** Opening Source information block **
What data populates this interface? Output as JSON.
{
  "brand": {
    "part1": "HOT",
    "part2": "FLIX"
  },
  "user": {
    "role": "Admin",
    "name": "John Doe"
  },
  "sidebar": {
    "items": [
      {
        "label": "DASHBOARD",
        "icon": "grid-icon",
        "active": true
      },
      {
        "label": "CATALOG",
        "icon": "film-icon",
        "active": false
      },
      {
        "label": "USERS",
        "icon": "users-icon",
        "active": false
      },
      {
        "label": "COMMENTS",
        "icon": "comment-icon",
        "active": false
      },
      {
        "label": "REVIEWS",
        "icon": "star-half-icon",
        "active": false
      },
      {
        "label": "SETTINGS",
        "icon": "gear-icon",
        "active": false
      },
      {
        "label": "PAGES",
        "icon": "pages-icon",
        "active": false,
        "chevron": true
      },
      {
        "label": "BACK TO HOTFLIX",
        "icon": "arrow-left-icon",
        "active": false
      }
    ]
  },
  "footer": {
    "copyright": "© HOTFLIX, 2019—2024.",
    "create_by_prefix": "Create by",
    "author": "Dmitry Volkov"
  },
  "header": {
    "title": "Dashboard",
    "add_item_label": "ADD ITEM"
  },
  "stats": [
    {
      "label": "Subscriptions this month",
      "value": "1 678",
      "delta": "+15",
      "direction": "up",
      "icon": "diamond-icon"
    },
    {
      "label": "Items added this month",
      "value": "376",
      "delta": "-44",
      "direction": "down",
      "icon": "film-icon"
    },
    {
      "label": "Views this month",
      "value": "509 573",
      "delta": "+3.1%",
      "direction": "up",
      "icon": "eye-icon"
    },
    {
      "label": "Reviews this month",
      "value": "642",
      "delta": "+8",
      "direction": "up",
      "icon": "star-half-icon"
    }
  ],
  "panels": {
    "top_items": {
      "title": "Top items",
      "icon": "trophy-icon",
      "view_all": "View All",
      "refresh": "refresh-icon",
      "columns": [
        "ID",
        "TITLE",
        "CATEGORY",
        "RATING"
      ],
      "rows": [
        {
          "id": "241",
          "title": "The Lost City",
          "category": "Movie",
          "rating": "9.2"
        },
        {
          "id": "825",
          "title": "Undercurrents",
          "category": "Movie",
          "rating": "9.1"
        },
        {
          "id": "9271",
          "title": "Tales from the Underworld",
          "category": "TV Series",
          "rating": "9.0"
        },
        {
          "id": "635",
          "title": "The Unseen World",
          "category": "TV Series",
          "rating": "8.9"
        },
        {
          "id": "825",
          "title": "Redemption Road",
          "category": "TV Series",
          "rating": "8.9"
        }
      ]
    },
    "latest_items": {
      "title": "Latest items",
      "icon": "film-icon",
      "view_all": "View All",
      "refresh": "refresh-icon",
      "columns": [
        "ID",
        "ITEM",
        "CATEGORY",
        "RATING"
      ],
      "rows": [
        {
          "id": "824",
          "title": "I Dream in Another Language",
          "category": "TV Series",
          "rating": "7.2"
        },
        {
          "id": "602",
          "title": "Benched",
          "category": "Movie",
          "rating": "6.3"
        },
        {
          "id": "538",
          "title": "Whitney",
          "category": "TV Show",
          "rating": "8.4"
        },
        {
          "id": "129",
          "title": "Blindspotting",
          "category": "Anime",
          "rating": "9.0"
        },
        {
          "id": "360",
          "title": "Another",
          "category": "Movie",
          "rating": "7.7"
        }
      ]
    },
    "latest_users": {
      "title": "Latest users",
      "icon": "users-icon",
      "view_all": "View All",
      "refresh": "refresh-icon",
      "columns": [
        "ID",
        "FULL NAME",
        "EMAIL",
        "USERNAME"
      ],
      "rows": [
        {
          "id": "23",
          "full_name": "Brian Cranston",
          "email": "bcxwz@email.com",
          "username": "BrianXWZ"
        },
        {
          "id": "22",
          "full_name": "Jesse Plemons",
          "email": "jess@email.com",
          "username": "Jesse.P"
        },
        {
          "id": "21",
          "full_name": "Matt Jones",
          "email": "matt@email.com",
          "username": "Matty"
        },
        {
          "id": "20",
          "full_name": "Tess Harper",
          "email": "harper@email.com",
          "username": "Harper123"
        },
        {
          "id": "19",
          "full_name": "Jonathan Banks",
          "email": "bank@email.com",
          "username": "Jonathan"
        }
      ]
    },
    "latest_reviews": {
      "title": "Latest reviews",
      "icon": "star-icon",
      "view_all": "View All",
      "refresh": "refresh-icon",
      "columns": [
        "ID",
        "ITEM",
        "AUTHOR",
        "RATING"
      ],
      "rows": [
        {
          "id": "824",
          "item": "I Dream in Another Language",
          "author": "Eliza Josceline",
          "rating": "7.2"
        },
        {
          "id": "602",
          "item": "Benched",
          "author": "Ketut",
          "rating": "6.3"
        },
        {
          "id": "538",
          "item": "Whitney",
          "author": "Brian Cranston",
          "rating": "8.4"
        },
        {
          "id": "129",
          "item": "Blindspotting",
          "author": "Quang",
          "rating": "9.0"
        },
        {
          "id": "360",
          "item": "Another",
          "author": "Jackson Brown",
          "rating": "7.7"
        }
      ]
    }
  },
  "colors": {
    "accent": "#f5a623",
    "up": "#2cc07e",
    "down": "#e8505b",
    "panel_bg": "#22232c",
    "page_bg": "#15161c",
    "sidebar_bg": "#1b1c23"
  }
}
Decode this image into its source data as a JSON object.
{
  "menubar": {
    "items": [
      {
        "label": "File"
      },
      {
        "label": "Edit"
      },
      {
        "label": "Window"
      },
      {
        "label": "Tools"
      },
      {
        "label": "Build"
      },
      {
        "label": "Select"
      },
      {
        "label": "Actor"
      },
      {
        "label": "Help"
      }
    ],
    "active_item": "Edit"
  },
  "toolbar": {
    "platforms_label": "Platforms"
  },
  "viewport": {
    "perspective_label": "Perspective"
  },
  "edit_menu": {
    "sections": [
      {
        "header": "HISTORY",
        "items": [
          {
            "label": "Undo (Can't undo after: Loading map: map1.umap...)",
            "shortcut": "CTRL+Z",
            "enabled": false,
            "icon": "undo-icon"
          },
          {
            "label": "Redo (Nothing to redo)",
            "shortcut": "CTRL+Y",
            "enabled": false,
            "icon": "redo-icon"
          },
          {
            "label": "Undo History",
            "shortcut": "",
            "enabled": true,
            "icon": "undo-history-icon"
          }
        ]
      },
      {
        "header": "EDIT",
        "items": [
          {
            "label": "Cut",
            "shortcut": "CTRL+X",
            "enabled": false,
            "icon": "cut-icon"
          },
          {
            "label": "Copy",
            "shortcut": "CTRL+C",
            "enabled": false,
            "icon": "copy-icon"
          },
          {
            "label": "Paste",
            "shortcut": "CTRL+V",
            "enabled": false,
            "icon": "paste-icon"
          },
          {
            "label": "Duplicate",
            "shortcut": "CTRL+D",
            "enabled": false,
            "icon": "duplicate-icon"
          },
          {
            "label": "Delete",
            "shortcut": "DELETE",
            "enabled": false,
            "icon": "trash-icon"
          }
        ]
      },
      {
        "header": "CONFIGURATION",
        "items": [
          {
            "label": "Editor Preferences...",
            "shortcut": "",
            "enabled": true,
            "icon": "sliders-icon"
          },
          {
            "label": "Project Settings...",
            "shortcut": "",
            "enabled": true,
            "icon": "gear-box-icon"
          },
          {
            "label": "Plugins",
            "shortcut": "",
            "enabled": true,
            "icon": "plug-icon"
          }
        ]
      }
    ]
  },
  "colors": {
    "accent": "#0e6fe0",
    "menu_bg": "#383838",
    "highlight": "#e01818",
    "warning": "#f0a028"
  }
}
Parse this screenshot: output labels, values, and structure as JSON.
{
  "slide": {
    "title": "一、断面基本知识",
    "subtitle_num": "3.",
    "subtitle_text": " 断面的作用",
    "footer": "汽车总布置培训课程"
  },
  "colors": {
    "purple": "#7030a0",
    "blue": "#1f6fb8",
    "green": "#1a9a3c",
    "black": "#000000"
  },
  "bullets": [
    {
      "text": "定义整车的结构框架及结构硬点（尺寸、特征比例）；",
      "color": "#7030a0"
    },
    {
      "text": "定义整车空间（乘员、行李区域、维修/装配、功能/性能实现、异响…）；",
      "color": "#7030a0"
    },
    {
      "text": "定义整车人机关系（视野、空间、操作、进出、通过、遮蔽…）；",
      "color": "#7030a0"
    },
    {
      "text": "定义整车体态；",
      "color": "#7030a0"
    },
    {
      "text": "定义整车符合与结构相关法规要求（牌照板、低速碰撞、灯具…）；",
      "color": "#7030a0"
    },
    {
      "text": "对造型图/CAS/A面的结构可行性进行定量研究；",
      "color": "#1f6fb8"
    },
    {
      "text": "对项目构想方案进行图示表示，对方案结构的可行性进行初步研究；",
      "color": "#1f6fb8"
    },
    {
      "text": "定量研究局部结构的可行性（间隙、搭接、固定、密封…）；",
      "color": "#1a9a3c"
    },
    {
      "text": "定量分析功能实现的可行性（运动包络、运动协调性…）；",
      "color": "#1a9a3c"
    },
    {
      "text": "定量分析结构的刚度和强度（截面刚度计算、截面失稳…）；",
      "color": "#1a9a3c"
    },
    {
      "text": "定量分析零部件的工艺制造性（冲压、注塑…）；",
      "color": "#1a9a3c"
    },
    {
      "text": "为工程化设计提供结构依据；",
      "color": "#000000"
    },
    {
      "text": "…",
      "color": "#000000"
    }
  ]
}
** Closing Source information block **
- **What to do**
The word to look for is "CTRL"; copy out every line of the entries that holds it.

- **Answer to this problem**
            "shortcut": "CTRL+Z",
            "shortcut": "CTRL+Y",
            "shortcut": "CTRL+X",
            "shortcut": "CTRL+C",
            "shortcut": "CTRL+V",
            "shortcut": "CTRL+D",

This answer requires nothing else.